Additionally, this woman was raised in the U.S., so she is not from a culture that disapproves premarital sex. She is a product of many cultures, and those cultures have different messages about premarital sex. She didn’t betray her culture by having sex with men she had no commitment to. She chose to embrace some messages from one of her cultures over other messages.
You say that she regrets her previous sexual encounters. That’s between her and God. She doesn’t need your anger providing an obstacle in her path to make peace with her actions and change her life according to what she thinks is best. No one’s body belongs to you. You have absolutely no right to feel anger– much less hatred– toward her because of her past decisions. The fact that you do, demonstrates that you have very little respect for a woman’s autonomy over her own body. You have very little respect for her at all. If you can’t respect her, then you’re only harming each of you by trying to marry her.
Shy Desi Boy replies:
I understand your concern. As Muslims we are told to avoid sexual relations outside of marriage and when someone does not adhere to this, it can cause us to raise questions about ourselves and our relationship with our faith.
But I think we need to parse this out a bit more. One way to look at this — and this is how I would approach the situation — is to appreciate your partner for who she is, including her past.
This does not mean endorsing her past actions but realizing that we are who we are because of the choices we made yesterday, even choices that others might find disagreeable. Your partner might have a stronger sense of who she is, what she wants in life, and what she wants in a partner because of these experiences. I am a firm believer that the pressing matter is who this person is today: is she kind, is she conscious of her relationship with God, is she honest, and does she make you make happy?
Another way to look at this is to be cautious about her past. For one, there is the question of STDs and I recommend both of you get tested before getting married. There is also a question of what this says about her relationship with God and that is something you need to explore.
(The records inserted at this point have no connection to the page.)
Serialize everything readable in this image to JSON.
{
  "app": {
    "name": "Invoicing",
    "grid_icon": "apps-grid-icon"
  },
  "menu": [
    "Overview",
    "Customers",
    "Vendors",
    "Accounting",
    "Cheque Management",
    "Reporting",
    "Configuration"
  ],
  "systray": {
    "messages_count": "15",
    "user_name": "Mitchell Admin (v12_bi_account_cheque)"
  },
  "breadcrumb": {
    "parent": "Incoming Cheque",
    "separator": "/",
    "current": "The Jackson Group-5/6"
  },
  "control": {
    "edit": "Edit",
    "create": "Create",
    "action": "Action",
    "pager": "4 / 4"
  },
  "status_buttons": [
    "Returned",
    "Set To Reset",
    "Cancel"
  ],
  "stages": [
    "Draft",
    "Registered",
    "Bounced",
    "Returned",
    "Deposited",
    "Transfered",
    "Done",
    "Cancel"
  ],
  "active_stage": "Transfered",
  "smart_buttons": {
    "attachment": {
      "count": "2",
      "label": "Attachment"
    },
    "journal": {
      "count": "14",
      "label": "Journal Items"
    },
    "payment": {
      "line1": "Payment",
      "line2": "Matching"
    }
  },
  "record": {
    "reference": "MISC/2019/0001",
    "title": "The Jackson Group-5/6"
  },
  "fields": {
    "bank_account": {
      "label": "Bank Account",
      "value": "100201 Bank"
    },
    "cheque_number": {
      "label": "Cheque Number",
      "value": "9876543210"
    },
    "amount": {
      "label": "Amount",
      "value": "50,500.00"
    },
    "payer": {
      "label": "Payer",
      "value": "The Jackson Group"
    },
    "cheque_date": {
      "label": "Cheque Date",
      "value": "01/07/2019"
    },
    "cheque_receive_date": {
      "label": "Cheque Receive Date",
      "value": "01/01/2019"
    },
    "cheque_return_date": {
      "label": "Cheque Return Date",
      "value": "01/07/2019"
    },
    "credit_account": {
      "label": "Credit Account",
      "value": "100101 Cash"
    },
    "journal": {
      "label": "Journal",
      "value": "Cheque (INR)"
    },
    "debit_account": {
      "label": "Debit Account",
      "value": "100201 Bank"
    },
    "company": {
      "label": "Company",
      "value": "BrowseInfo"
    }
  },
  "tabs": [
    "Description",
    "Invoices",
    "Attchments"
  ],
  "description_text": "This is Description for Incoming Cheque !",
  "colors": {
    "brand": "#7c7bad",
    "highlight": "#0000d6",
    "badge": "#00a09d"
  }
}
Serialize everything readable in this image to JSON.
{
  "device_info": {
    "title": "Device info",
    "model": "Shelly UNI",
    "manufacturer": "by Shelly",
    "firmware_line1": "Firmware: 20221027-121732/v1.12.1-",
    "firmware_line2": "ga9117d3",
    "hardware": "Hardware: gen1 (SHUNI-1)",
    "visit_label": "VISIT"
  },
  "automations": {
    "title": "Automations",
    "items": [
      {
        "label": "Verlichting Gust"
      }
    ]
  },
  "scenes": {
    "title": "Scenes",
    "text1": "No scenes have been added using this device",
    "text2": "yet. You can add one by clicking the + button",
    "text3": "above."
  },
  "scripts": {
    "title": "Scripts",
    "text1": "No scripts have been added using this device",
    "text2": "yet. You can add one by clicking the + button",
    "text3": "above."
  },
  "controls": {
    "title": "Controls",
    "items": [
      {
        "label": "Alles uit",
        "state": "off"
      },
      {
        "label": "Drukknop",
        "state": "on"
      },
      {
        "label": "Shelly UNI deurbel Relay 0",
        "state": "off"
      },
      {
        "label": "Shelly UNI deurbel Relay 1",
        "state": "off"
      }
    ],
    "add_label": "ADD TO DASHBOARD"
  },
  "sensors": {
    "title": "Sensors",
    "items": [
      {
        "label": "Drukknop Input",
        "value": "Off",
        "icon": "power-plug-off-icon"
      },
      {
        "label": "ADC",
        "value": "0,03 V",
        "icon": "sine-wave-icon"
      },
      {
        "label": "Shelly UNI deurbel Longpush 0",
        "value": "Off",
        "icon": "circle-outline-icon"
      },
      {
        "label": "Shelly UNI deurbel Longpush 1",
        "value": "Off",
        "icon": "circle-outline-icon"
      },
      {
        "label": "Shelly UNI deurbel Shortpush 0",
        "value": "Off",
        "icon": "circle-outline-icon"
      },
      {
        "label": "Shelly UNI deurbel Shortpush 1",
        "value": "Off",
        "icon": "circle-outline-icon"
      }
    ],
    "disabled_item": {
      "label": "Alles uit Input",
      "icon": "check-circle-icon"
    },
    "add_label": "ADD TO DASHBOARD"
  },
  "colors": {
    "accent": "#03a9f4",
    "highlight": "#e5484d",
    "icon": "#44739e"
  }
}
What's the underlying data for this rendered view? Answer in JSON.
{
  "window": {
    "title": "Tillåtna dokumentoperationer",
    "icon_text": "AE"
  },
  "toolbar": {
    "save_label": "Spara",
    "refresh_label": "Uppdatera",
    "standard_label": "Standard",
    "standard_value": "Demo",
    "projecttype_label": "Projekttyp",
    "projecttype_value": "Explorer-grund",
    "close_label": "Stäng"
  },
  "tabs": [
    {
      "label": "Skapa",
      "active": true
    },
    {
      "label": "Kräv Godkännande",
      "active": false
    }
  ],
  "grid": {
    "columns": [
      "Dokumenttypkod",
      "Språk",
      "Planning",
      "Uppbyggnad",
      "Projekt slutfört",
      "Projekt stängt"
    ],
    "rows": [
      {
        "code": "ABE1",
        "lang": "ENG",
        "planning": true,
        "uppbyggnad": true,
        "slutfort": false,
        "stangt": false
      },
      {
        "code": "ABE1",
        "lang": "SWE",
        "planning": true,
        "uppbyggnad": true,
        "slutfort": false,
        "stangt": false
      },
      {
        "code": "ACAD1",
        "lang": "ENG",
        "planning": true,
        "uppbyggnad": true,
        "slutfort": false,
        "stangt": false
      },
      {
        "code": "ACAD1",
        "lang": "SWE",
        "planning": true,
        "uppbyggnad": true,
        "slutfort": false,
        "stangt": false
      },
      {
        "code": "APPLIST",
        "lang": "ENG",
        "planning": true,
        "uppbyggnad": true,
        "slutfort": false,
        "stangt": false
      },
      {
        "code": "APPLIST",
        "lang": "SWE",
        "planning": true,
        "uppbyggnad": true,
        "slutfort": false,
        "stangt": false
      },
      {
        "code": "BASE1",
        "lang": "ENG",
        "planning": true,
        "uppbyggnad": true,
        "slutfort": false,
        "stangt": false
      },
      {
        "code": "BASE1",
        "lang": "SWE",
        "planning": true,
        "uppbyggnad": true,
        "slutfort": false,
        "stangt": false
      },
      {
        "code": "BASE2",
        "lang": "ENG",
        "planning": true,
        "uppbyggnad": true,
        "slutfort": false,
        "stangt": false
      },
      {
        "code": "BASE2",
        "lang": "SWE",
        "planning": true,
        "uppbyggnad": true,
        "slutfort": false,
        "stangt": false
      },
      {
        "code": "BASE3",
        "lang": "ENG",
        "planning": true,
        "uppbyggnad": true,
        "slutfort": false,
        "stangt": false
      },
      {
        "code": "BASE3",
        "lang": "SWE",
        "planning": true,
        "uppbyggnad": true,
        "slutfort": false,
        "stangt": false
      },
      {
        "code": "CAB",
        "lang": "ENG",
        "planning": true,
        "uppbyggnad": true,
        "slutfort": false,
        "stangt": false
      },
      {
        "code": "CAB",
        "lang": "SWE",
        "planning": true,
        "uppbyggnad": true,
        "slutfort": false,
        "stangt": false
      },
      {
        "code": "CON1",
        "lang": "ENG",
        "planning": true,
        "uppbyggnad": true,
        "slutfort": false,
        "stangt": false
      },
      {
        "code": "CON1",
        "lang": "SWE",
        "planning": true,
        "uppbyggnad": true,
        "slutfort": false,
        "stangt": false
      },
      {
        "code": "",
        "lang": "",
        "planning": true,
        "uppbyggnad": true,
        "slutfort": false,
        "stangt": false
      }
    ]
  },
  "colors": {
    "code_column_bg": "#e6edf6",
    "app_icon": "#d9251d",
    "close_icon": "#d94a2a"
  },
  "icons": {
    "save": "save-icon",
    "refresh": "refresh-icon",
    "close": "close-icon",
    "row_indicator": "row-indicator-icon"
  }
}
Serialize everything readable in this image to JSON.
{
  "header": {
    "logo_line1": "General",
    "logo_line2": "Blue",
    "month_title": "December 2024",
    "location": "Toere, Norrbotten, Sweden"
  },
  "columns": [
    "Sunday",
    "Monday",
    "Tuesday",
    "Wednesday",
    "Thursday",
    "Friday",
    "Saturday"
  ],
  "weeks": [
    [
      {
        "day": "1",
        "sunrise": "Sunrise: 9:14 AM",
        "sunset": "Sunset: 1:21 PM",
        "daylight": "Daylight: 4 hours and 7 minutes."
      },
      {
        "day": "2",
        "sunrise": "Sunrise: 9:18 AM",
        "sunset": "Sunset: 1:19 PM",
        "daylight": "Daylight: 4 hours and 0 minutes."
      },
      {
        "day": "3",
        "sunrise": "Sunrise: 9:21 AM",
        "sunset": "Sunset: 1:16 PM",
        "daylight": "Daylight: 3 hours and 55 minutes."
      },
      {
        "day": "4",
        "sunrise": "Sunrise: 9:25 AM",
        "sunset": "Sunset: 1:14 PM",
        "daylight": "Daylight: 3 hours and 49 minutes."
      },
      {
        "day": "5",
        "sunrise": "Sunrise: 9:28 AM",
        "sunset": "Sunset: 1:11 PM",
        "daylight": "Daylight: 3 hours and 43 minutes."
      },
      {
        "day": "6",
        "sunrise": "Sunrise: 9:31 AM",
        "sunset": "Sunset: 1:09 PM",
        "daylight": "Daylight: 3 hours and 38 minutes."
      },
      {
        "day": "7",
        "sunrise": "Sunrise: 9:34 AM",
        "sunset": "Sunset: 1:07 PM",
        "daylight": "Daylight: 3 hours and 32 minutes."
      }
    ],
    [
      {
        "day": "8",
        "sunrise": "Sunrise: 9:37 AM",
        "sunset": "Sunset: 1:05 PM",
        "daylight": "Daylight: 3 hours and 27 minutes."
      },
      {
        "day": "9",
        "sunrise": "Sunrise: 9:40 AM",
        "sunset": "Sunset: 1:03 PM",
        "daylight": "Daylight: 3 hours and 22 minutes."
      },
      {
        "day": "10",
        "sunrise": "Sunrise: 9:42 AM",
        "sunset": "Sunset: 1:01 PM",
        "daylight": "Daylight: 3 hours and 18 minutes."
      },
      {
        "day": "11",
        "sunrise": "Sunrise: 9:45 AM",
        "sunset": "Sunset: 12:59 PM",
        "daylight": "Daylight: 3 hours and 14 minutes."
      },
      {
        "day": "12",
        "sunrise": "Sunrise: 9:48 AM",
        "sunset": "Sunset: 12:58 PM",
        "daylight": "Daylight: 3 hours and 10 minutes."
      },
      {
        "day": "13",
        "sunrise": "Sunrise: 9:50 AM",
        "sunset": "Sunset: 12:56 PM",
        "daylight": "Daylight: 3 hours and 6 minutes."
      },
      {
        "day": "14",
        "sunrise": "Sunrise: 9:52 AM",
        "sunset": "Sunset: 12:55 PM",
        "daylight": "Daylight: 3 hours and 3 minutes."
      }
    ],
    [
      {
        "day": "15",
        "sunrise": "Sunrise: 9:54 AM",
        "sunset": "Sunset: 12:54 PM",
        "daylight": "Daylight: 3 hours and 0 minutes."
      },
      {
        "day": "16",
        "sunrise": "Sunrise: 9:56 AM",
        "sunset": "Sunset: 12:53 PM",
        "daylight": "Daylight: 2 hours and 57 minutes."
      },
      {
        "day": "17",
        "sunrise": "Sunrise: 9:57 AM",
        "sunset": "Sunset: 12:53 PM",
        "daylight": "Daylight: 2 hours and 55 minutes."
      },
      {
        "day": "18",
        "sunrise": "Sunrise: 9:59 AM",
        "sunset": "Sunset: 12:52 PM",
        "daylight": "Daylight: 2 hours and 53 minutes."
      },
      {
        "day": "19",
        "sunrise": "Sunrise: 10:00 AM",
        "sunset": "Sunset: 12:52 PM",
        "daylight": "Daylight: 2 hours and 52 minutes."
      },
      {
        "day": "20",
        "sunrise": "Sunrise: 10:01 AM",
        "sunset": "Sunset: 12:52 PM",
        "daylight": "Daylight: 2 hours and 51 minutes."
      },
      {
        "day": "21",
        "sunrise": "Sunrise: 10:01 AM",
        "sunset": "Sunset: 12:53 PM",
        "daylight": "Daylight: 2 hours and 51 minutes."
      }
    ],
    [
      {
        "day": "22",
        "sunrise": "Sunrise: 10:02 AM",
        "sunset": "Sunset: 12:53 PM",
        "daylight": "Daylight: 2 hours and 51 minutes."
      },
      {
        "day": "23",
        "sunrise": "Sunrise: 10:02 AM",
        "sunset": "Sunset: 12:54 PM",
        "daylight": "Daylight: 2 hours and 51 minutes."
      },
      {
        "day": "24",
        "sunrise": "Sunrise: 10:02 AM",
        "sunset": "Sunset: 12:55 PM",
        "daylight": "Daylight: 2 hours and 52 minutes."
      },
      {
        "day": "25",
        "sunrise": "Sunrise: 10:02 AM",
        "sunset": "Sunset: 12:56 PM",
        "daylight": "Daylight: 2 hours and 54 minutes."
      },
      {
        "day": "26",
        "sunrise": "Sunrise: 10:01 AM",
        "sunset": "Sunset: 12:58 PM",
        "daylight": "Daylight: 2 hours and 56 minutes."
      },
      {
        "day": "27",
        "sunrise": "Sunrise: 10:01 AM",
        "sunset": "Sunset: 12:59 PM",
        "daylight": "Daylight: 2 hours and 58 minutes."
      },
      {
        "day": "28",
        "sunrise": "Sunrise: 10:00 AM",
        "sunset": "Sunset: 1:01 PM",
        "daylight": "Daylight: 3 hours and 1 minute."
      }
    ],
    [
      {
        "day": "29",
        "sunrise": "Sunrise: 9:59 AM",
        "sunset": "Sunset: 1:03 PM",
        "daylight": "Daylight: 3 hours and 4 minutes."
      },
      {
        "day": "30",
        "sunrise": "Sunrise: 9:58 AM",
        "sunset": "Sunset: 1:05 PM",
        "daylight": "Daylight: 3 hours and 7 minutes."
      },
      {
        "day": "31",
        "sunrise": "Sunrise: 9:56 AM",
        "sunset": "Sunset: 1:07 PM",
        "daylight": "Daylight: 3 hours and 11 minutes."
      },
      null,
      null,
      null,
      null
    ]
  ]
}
And there is the issue of why she had these flings and what that reveals about her. Will she be able to commit to just one person? What are her expectations of sex? Have you discussed this? I recommend doing so and doing so before marriage. The more honest the conversation about sex before marriage, the better the sex will be in marriage. At least that is my theory.
And there is yet another way to examine this and that is to ask questions of yourself. Why are you angry and resentful? Why do you care who she has slept with? I know many Muslim guys who have slept around but get upset when they hear that a woman has done this same. This is unfair and in many ways we men expect women to behave in ways that we do not ask of ourselves. Often we men do not like when our partner has had more sex than us have because that makes us feel inadequate.
I will say I prefer being with a woman who has had sexual relations. Part of the reason is because I have had multiple partners and I am most content being with someone who understands that this journey of life is messy, unpredictable and that sometimes we make choices that in hindsight make no sense and are un-Islamic. But they made us the people we are today.
Wishing you my best.